This view of the importance of 'embedded' support is shared by Dr Jessica Deighton from University College London and the Anna Freud Centre, who has been involved in research looking at schools-based mental health programmes specifically the Targeted Mental Health in Schools Initiative (TaMHS) launched by the government in 2008. The findings of the study she co-authored demonstrated that this programme did have an impact in primary schools with a promising reduction in behavioural problems among children.

"The primary purpose of teachers is obviously to teach but the reality is they'll have two to five young people in a classroom with behaviour problems which aren't just about underlying mental health problems but about classroom management," she says. "Any programme though needs to be evidence-based and have local relevance. And all professionals and agencies need to be talking to each other to make a difference."

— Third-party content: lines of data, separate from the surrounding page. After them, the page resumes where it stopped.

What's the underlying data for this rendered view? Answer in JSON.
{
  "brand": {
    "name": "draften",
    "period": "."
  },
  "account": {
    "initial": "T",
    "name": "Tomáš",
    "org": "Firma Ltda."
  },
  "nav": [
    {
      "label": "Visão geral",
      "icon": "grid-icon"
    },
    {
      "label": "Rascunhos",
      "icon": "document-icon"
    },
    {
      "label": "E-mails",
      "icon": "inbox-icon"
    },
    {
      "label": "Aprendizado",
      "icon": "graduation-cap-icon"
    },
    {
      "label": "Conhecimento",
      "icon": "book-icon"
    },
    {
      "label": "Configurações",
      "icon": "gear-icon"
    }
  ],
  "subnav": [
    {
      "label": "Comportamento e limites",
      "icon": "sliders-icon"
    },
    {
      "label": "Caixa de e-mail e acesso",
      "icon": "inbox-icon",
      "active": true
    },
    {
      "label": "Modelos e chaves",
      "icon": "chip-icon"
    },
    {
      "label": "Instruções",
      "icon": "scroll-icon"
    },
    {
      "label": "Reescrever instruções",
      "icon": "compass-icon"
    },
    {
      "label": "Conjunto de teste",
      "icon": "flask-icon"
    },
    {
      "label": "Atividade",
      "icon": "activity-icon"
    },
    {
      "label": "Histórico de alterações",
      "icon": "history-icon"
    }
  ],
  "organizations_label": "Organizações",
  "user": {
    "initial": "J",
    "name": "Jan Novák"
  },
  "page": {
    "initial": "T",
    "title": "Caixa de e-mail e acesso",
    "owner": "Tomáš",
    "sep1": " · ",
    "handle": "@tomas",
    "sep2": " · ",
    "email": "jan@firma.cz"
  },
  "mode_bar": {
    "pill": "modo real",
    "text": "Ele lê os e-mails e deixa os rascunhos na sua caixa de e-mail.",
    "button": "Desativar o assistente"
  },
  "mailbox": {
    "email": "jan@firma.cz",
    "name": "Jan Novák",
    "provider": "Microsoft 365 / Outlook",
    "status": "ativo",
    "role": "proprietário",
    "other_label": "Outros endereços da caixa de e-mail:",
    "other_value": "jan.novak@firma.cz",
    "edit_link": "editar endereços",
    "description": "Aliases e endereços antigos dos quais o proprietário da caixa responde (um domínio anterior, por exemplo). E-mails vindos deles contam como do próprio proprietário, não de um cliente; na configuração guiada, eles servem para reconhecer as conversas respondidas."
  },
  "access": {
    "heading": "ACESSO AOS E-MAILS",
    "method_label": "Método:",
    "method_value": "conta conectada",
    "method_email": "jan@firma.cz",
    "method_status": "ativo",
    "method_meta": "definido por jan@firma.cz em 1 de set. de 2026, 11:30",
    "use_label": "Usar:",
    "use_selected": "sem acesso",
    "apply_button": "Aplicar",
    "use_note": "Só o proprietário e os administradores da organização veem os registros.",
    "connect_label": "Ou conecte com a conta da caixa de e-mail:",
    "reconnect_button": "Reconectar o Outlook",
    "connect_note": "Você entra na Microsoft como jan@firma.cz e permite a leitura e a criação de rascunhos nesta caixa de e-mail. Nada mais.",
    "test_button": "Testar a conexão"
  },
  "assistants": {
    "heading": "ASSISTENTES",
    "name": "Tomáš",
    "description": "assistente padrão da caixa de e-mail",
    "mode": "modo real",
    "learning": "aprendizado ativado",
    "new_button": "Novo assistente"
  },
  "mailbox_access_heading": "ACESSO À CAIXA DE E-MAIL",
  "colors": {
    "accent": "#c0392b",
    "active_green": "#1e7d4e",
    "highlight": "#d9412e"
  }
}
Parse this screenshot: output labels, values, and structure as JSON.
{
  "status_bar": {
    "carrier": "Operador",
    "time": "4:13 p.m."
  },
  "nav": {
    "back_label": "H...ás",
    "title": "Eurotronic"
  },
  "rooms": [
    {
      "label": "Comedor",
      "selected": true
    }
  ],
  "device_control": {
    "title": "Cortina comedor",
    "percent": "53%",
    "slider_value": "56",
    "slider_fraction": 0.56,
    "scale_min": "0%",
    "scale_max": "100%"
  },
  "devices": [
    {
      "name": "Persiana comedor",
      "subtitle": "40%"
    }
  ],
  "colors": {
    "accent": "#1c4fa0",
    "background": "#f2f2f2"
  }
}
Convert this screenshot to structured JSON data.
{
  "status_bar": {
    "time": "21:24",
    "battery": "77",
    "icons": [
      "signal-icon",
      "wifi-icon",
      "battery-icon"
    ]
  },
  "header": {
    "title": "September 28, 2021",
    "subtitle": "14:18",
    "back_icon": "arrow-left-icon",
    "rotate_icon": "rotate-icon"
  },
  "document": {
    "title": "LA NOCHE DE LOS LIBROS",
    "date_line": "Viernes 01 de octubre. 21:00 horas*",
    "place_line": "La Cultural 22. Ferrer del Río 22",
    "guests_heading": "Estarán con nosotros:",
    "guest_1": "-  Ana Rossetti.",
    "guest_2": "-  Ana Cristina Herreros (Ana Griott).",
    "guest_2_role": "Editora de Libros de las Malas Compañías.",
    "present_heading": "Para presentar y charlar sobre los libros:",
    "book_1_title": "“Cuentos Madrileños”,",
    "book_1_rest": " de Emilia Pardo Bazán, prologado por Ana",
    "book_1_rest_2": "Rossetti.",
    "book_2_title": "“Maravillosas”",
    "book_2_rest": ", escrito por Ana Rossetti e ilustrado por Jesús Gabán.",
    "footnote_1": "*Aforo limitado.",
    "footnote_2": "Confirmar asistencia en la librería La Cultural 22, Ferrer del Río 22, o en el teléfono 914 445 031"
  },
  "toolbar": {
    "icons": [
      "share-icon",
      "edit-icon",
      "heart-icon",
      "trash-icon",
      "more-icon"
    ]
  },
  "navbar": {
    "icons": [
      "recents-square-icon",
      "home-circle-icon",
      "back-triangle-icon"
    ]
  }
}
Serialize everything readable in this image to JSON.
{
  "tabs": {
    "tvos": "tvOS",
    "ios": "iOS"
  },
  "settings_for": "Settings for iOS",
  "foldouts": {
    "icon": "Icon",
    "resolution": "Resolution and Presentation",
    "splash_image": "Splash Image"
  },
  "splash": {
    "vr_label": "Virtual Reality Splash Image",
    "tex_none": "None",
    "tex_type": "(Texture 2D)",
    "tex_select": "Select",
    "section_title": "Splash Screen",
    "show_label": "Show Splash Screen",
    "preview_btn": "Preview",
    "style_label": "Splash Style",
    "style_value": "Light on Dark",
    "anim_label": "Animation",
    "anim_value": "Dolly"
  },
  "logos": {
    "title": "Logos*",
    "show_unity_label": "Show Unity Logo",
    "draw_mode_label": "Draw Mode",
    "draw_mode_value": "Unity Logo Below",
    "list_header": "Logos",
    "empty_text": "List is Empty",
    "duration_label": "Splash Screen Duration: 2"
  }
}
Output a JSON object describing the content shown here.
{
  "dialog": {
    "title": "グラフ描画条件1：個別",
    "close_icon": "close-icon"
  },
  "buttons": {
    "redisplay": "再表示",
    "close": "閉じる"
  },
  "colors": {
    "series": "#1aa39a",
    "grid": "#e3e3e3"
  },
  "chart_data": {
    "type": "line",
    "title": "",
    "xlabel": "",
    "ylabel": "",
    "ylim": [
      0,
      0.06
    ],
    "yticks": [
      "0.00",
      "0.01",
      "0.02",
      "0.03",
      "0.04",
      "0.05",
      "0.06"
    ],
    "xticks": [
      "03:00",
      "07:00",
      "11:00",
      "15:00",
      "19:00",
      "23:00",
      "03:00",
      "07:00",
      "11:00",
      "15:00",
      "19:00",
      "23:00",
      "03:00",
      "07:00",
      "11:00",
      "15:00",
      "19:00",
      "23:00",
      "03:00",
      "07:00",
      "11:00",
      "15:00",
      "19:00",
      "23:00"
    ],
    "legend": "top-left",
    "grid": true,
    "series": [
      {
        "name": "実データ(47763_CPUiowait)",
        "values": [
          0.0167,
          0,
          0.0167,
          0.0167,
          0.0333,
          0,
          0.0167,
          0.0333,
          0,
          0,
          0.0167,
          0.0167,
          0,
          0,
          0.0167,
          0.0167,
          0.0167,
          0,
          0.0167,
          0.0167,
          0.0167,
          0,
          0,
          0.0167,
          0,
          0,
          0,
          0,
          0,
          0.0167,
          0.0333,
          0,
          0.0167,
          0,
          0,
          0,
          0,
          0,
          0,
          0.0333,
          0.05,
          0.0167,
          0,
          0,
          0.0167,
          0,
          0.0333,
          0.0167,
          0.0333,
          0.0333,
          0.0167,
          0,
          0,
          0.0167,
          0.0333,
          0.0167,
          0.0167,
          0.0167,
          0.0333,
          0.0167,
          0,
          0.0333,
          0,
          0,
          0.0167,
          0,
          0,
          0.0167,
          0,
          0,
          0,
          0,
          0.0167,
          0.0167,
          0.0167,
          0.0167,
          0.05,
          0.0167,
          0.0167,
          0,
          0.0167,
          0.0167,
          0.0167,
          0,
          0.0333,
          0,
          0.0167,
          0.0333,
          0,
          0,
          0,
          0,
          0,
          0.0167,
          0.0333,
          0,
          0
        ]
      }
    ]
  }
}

Poor information sharing was an issue highlighted in a report published in March by the Children and Young People's Mental Health and Wellbeing Taskforce. This warned of 'ingrained and systemic problems' facing existing children and young people's mental health services.

The message from this report, from experts and charities is that strong leadership is needed right across the system if we are to have a chance of helping young people and to prevent thousands more being effectively robbed of their youth. As Russell concludes: "If we are really going to make a difference and give young people the skills to cope then we have to do it properly."

References:
Health & Social Care Information Centre (2005) Mental Health of Children and Young People in Great Britain 2004. London: HSCIC. Available at: www.hscic.gov.uk/pubs/mentalhealth04
Layard R & Hagell A (2015) Mental Health and Wellbeing in Children. Doha: World Innovation Summit for Health.
Mental Health Foundation (2013) Starting Today: The Future of Mental Health Services. London: MHF.
Williams SN (2013) Bring in Universal Mental Health Checks in Schools. British Medical Journal 347:f5478.Available at: www.bmj.com/content/347/bmj.f5478